In this article, I will examine the utilities sector and its performance within the S&P 500 index. Further, I will analyze the future outlook of the sector. Then I will use credit-relevant matrices to measure the sector's attractiveness in terms of risk and reward.
The utilities sector is one of the most regulated sectors in America, offering low capital appreciation but stable and attractive dividend yield to its investors. The following table shows the fundamental facts about the utilities sector:
Currently, utilities companies are largely employing defensive strategies, which include strengthening their financial performance through increasing efficiencies (through cost reduction), and executing mergers and acquisitions to reap synergies.
There were 2,537 M&A transactions in 2015 against 2,376 in 2014, an increase of ~6.8%. M&A valuations clocked in with a trailing-twelve-month (TTM) EV/EBITDA of 32x and EV/Net Income of 16x.
In my view, energy efficiency has gained traction as investors are employing huge amount of capital in this area. According to an interview in Deloitte, Opower has combined the power of data analytics with the behavioral science to assist in deploying energy efficiency and demand response programs to consumers.
Utilities sector has outperformed S&P 500 for last one year by ~10% due to its stable and non-cyclical dynamics:
However, if we take a longer time horizon, then this sector has traditionally underperformed the benchmark index (see below). This sector weighs ~3.2% in S&P 500 index. During the last quarter of CY15, the sector's EPS shrunk by 2.30% to $2.58 against the dip of 4.18% in the EPS of S&P 500.

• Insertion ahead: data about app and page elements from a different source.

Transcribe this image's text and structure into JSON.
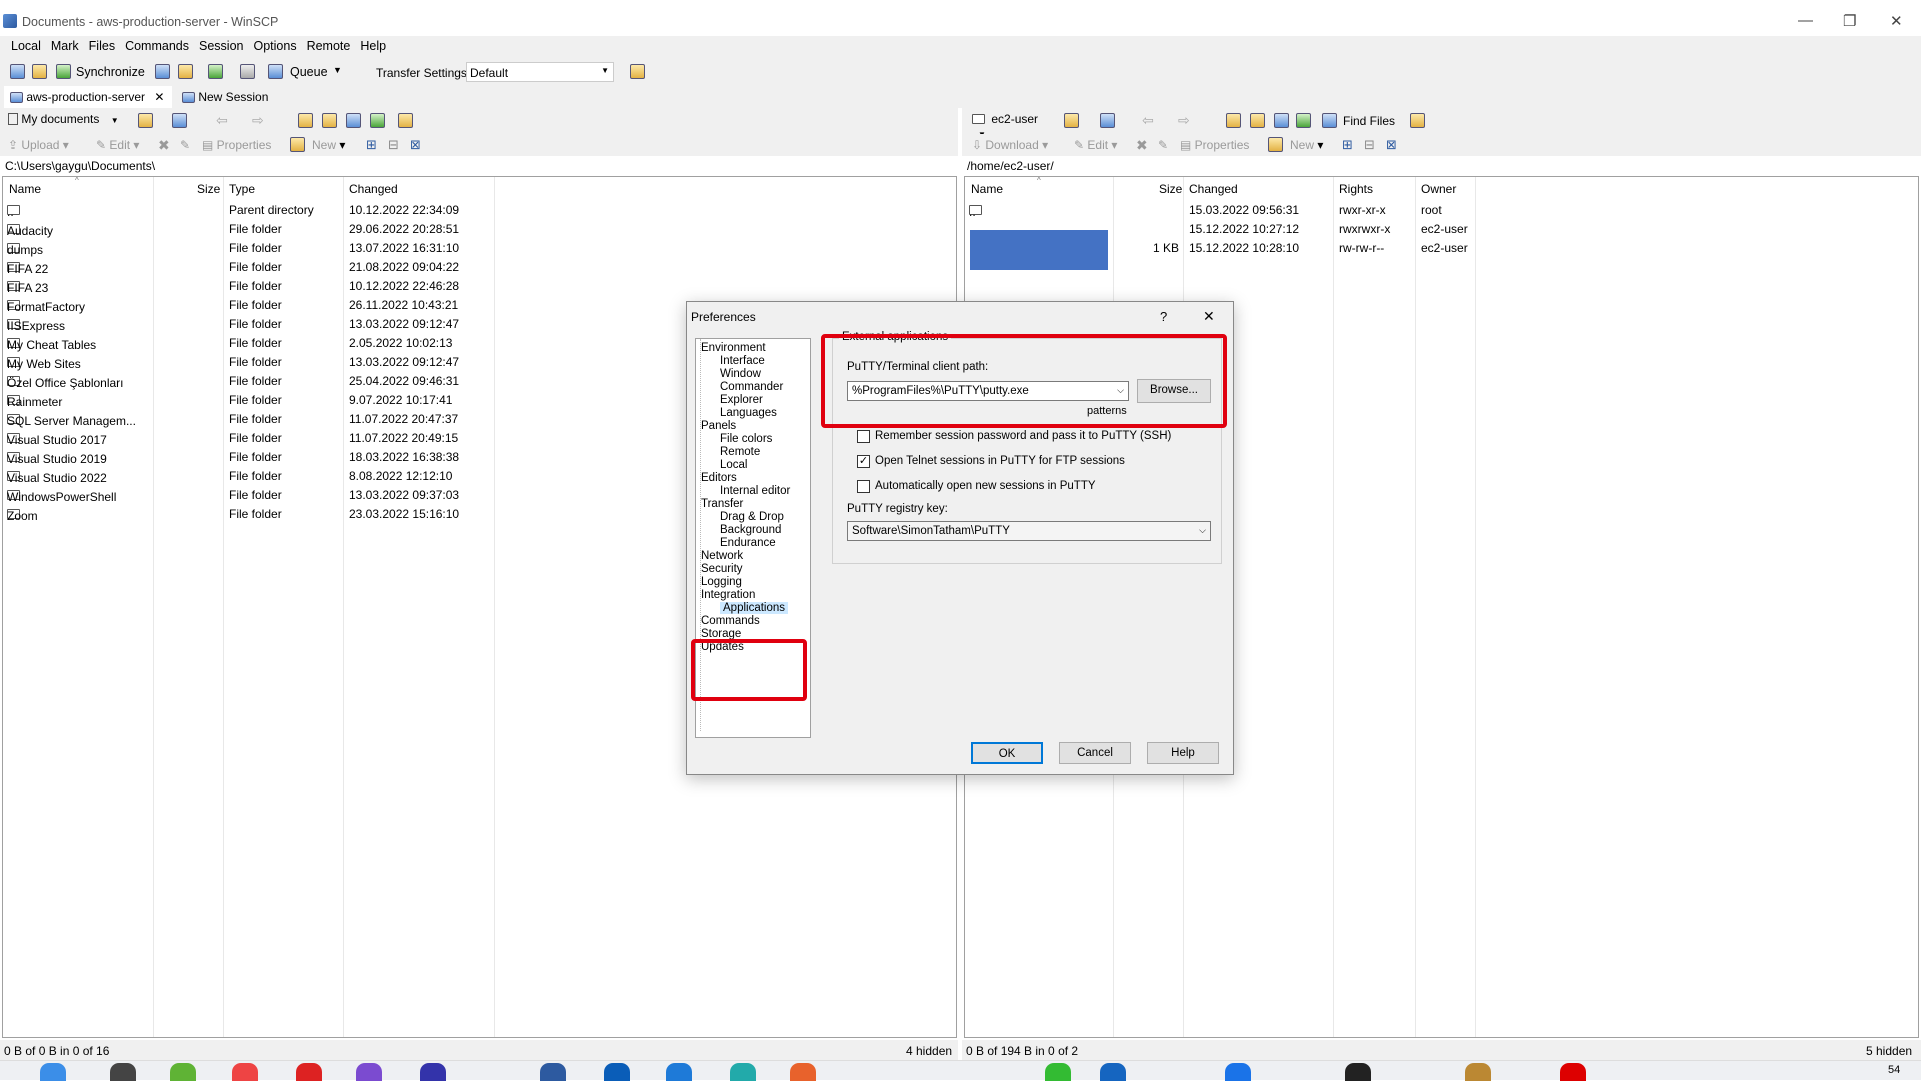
{
  "window": {
    "title": "Documents - aws-production-server - WinSCP"
  },
  "menu": [
    "Local",
    "Mark",
    "Files",
    "Commands",
    "Session",
    "Options",
    "Remote",
    "Help"
  ],
  "toolbar": {
    "synchronize": "Synchronize",
    "queue": "Queue",
    "transfer_settings_label": "Transfer Settings",
    "transfer_settings_value": "Default"
  },
  "tabs": {
    "session": "aws-production-server",
    "new_session": "New Session"
  },
  "local": {
    "location": "My documents",
    "commands": {
      "upload": "Upload",
      "edit": "Edit",
      "properties": "Properties",
      "new": "New"
    },
    "path": "C:\\Users\\gaygu\\Documents\\",
    "columns": [
      "Name",
      "Size",
      "Type",
      "Changed"
    ],
    "rows": [
      {
        "name": "..",
        "size": "",
        "type": "Parent directory",
        "changed": "10.12.2022  22:34:09"
      },
      {
        "name": "Audacity",
        "size": "",
        "type": "File folder",
        "changed": "29.06.2022  20:28:51"
      },
      {
        "name": "dumps",
        "size": "",
        "type": "File folder",
        "changed": "13.07.2022  16:31:10"
      },
      {
        "name": "FIFA 22",
        "size": "",
        "type": "File folder",
        "changed": "21.08.2022  09:04:22"
      },
      {
        "name": "FIFA 23",
        "size": "",
        "type": "File folder",
        "changed": "10.12.2022  22:46:28"
      },
      {
        "name": "FormatFactory",
        "size": "",
        "type": "File folder",
        "changed": "26.11.2022  10:43:21"
      },
      {
        "name": "IISExpress",
        "size": "",
        "type": "File folder",
        "changed": "13.03.2022  09:12:47"
      },
      {
        "name": "My Cheat Tables",
        "size": "",
        "type": "File folder",
        "changed": "2.05.2022  10:02:13"
      },
      {
        "name": "My Web Sites",
        "size": "",
        "type": "File folder",
        "changed": "13.03.2022  09:12:47"
      },
      {
        "name": "Özel Office Şablonları",
        "size": "",
        "type": "File folder",
        "changed": "25.04.2022  09:46:31"
      },
      {
        "name": "Rainmeter",
        "size": "",
        "type": "File folder",
        "changed": "9.07.2022  10:17:41"
      },
      {
        "name": "SQL Server Managem...",
        "size": "",
        "type": "File folder",
        "changed": "11.07.2022  20:47:37"
      },
      {
        "name": "Visual Studio 2017",
        "size": "",
        "type": "File folder",
        "changed": "11.07.2022  20:49:15"
      },
      {
        "name": "Visual Studio 2019",
        "size": "",
        "type": "File folder",
        "changed": "18.03.2022  16:38:38"
      },
      {
        "name": "Visual Studio 2022",
        "size": "",
        "type": "File folder",
        "changed": "8.08.2022  12:12:10"
      },
      {
        "name": "WindowsPowerShell",
        "size": "",
        "type": "File folder",
        "changed": "13.03.2022  09:37:03"
      },
      {
        "name": "Zoom",
        "size": "",
        "type": "File folder",
        "changed": "23.03.2022  15:16:10"
      }
    ],
    "status_left": "0 B of 0 B in 0 of 16",
    "status_right": "4 hidden"
  },
  "remote": {
    "location": "ec2-user",
    "find_files": "Find Files",
    "commands": {
      "download": "Download",
      "edit": "Edit",
      "properties": "Properties",
      "new": "New"
    },
    "path": "/home/ec2-user/",
    "columns": [
      "Name",
      "Size",
      "Changed",
      "Rights",
      "Owner"
    ],
    "rows": [
      {
        "name": "..",
        "size": "",
        "changed": "15.03.2022 09:56:31",
        "rights": "rwxr-xr-x",
        "owner": "root"
      },
      {
        "name": "",
        "size": "",
        "changed": "15.12.2022 10:27:12",
        "rights": "rwxrwxr-x",
        "owner": "ec2-user"
      },
      {
        "name": "",
        "size": "1 KB",
        "changed": "15.12.2022 10:28:10",
        "rights": "rw-rw-r--",
        "owner": "ec2-user"
      }
    ],
    "status_left": "0 B of 194 B in 0 of 2",
    "status_right": "5 hidden"
  },
  "dialog": {
    "title": "Preferences",
    "help_glyph": "?",
    "close_glyph": "✕",
    "tree": [
      {
        "label": "Environment",
        "level": 0
      },
      {
        "label": "Interface",
        "level": 1
      },
      {
        "label": "Window",
        "level": 1
      },
      {
        "label": "Commander",
        "level": 1
      },
      {
        "label": "Explorer",
        "level": 1
      },
      {
        "label": "Languages",
        "level": 1
      },
      {
        "label": "Panels",
        "level": 0
      },
      {
        "label": "File colors",
        "level": 1
      },
      {
        "label": "Remote",
        "level": 1
      },
      {
        "label": "Local",
        "level": 1
      },
      {
        "label": "Editors",
        "level": 0
      },
      {
        "label": "Internal editor",
        "level": 1
      },
      {
        "label": "Transfer",
        "level": 0
      },
      {
        "label": "Drag & Drop",
        "level": 1
      },
      {
        "label": "Background",
        "level": 1
      },
      {
        "label": "Endurance",
        "level": 1
      },
      {
        "label": "Network",
        "level": 0
      },
      {
        "label": "Security",
        "level": 0
      },
      {
        "label": "Logging",
        "level": 0
      },
      {
        "label": "Integration",
        "level": 0
      },
      {
        "label": "Applications",
        "level": 1,
        "selected": true
      },
      {
        "label": "Commands",
        "level": 0
      },
      {
        "label": "Storage",
        "level": 0
      },
      {
        "label": "Updates",
        "level": 0
      }
    ],
    "group_title": "External applications",
    "putty_path_label": "PuTTY/Terminal client path:",
    "putty_path_value": "%ProgramFiles%\\PuTTY\\putty.exe",
    "browse": "Browse...",
    "patterns": "patterns",
    "checkboxes": [
      {
        "label": "Remember session password and pass it to PuTTY (SSH)",
        "checked": false
      },
      {
        "label": "Open Telnet sessions in PuTTY for FTP sessions",
        "checked": true
      },
      {
        "label": "Automatically open new sessions in PuTTY",
        "checked": false
      }
    ],
    "registry_label": "PuTTY registry key:",
    "registry_value": "Software\\SimonTatham\\PuTTY",
    "ok": "OK",
    "cancel": "Cancel",
    "help": "Help"
  },
  "colors": {
    "highlight_red": "#e0000f",
    "selection_blue": "#4472c4",
    "tree_selected": "#cce8ff"
  },
  "taskbar_clock_fragment": "54"
}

The following graph show historical and future consensus earnings margins of the utilities sector:
I would use three matrices to gauge the credit outlook of the sector. These matrices include: i) weighted option adjusted spread ii) Probability of default and Bond-price volatility. The OAS (Option adjusted spread) inched up by 17 bps overall with probability of default edging up by 0.028%. However, during the same period, market risk of the bonds has reduced as bond-price volatility decreased by 0.037%. I my opinion fixed income instruments floated by the constitutes of this sector as "Market weight" in the short-term primarily due to following reasons:
- Stable revenues
- Improving operating margins due to better efficiencies
- Stable free operating cash flow
- Stable leverage
- Stable coverage
- Stable ROC (Return on capital)
- Stable net income
Valuation and Outlook
The outlook of this sector is sanguine due to inherent stability in the return on investment of this sector. Investors should have the utilities sector ETF (NYSEARCA:XLU) in their portfolio for diversification benefits as it would, in my view, outperform the market during the time of recession. Further, I expect margin accretion in the firms of this sector, primarily on account of efficiency gains.
The utilities sector has a trailing P/E of ~17x , comparable with the benchmark index's P/E also at 17x. I have a market weight stance on this sector.
Disclosure: I/we have no positions in any stocks mentioned, and no plans to initiate any positions within the next 72 hours.
I wrote this article myself, and it expresses my own opinions. I am not receiving compensation for it (other than from Seeking Alpha). I have no business relationship with any company whose stock is mentioned in this article.